We can never divorce ourselves from our responsibility in choosing a narcissist and allowing them into our lives. It didn’t happen by magic, after all. We chose them out of the millions of people we could have chosen.

We will know we haven’t worked through the grief process if we still blame the narcissist for everything and feel anger towards them. If we’re doing that, we’re once again stuck; we’re not taking any responsibility for our part. Attraction to a narcissist comes from childhood trauma that we haven’t healed. We avoid responsibility so we can avoid facing this underlying trauma. Therefore, we need to put in the work to heal ourselves if we want to move forward. If we don’t acknowledge this fact about ourselves, we’re likely condemned to choose another narcissist in the future.


8. Get help for our codependency

Any person who is with a narcissist is codependent. One of the core symptoms of codependency is immaturity.

What does that look like? It means failing to take responsibility for our thoughts, feelings, behaviors, and actions, much like a child. When we don’t address our underlying pain and codependence and continually place all the responsibility at the narcissist’s feet, we remain stagnant in our immaturity and codependence.

9. Love the memories, not the person

Narcissists are gifted in creating magical moments filled with everything we could ever want, which can be confusing. It can be tough to let go because these experiences play into the fantasy we may have always had. We start to question what was real or fake or whether we had simply imagined the love we felt.

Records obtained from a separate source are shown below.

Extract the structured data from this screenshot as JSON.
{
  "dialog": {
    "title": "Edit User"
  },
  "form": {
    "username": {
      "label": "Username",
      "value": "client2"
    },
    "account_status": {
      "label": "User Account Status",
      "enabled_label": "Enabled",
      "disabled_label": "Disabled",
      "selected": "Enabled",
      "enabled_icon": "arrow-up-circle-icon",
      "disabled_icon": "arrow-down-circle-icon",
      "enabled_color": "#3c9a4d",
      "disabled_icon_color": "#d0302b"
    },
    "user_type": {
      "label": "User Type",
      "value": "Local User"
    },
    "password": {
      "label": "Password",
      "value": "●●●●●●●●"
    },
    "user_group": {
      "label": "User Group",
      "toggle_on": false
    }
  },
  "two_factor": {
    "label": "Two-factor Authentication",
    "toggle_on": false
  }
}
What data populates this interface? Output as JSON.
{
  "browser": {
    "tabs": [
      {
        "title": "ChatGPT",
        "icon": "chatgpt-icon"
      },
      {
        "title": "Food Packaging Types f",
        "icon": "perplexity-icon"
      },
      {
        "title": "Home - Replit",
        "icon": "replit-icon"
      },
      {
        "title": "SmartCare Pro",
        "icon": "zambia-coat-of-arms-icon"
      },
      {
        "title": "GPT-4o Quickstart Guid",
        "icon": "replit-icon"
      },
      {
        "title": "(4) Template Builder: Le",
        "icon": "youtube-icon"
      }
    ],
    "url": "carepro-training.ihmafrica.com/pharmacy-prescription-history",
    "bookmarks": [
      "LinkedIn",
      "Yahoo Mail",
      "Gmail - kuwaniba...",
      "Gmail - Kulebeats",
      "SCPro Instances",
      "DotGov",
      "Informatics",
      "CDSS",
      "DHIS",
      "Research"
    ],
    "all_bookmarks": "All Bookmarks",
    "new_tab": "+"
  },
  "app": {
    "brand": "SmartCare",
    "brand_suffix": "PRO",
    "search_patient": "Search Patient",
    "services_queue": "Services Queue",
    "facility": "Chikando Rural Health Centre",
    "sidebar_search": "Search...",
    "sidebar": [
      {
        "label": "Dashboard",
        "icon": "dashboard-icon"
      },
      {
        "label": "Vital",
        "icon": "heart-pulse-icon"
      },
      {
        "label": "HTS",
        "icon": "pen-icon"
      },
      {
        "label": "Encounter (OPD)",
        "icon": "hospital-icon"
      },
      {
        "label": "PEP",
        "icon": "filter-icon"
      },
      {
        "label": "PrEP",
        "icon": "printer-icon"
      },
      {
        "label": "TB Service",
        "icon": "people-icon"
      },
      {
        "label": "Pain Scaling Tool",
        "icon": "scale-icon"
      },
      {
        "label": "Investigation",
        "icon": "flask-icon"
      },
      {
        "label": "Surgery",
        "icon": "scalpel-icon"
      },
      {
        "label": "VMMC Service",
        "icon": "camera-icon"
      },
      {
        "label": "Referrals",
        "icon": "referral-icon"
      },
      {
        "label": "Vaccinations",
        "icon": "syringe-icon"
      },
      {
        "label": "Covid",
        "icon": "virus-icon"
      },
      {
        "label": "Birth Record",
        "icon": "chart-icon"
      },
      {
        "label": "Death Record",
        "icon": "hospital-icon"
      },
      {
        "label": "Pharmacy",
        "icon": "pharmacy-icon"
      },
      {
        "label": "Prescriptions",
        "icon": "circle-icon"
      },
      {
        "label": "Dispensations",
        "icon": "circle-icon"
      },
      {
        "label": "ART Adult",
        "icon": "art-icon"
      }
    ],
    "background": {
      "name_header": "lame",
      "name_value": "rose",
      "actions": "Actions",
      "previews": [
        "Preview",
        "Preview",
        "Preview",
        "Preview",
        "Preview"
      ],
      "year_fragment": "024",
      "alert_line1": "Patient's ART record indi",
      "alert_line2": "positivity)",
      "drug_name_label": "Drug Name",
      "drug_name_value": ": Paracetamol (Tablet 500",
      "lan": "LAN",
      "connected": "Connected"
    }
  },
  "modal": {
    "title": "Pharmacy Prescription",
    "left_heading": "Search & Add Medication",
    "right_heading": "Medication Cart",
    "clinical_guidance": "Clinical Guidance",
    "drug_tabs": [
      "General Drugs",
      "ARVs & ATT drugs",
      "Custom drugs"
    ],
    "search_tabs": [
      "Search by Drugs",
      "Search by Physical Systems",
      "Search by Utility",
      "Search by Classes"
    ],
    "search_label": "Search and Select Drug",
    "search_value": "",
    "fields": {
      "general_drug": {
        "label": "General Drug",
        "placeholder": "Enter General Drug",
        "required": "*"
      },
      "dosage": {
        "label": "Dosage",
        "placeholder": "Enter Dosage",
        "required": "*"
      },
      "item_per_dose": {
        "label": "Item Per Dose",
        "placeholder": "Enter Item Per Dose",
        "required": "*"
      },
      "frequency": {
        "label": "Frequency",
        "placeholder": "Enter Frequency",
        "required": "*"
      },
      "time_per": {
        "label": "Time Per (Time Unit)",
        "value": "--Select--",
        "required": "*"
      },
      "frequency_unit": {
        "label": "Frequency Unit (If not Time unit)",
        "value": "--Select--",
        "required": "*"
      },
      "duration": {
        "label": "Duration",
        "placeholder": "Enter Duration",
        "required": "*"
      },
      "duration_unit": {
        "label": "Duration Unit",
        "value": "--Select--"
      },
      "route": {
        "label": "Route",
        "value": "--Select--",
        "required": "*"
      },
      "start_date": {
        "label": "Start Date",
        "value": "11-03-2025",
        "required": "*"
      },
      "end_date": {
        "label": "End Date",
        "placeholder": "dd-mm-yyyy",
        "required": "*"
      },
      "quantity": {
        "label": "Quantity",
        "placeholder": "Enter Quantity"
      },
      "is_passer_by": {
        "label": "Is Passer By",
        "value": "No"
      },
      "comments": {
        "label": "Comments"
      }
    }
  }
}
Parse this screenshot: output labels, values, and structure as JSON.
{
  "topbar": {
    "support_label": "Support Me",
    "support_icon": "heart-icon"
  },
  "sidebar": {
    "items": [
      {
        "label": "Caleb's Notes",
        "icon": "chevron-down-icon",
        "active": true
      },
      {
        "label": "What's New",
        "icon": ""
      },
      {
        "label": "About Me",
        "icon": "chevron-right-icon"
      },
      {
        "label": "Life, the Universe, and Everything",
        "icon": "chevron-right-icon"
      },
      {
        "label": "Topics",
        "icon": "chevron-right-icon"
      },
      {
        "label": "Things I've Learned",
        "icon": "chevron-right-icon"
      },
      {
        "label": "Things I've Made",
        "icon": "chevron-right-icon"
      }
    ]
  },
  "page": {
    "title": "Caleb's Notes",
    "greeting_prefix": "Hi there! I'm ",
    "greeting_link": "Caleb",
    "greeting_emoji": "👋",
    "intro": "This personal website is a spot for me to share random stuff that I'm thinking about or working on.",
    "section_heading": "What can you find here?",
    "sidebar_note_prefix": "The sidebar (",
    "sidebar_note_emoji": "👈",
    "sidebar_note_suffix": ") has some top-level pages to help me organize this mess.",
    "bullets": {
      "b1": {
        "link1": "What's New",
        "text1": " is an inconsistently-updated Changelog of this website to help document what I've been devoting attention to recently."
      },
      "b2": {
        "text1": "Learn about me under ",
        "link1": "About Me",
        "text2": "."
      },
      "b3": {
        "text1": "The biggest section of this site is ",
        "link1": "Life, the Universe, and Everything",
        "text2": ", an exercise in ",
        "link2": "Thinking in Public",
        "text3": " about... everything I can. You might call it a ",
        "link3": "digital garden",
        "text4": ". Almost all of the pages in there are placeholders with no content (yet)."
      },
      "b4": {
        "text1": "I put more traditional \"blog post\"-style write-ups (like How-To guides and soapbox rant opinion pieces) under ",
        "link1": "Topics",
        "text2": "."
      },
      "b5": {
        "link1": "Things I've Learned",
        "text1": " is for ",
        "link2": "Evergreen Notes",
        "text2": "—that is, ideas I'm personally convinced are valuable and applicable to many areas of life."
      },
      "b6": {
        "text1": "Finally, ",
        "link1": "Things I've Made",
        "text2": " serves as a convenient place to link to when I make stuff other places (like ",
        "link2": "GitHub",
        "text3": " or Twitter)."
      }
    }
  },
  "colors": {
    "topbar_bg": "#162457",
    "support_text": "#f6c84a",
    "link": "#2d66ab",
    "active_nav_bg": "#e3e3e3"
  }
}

However, we can love the memories without needing to love the person any longer. We can hold onto that memory of ‘God, I felt loved at that moment and know that we felt tremendous without analyzing whether that love was real or not. The way it made you feel is real. So please do not take those beautiful moments away from yourself; revel in them.

When we can reconcile the idea that a moment is not a person, we’ll be able to start creating closure within ourselves.

10. Learn about the worst day cycle

In basic terms, the worst day cycle is responsible for every individual’s pain in their life. Nobody’s immune from reliving their worst day cycle, regardless of income or station in life.

The worst day cycle is a maladaptive, self-victimizing, emotionally addictive process that humans have created in response to childhood trauma. Because of the societal lack of knowledge, skills, and tools in parenting, trauma, and emotional mastery, no one is immune from this process. By understanding the worst day cycle, we remove the mystery of the narcissist and relationships and of life itself. Having this understanding and moving through the process of recovery allows you a roadmap to achieve the life you want.

You can learn more about the worst day cycle in my book Your Journey to Success and can sample free chapters at www.thegreatnessuniversity.com so that you can start doing the work and moving forward.

Enjoy The Journey

To learn more, check out the video here:

Narcissist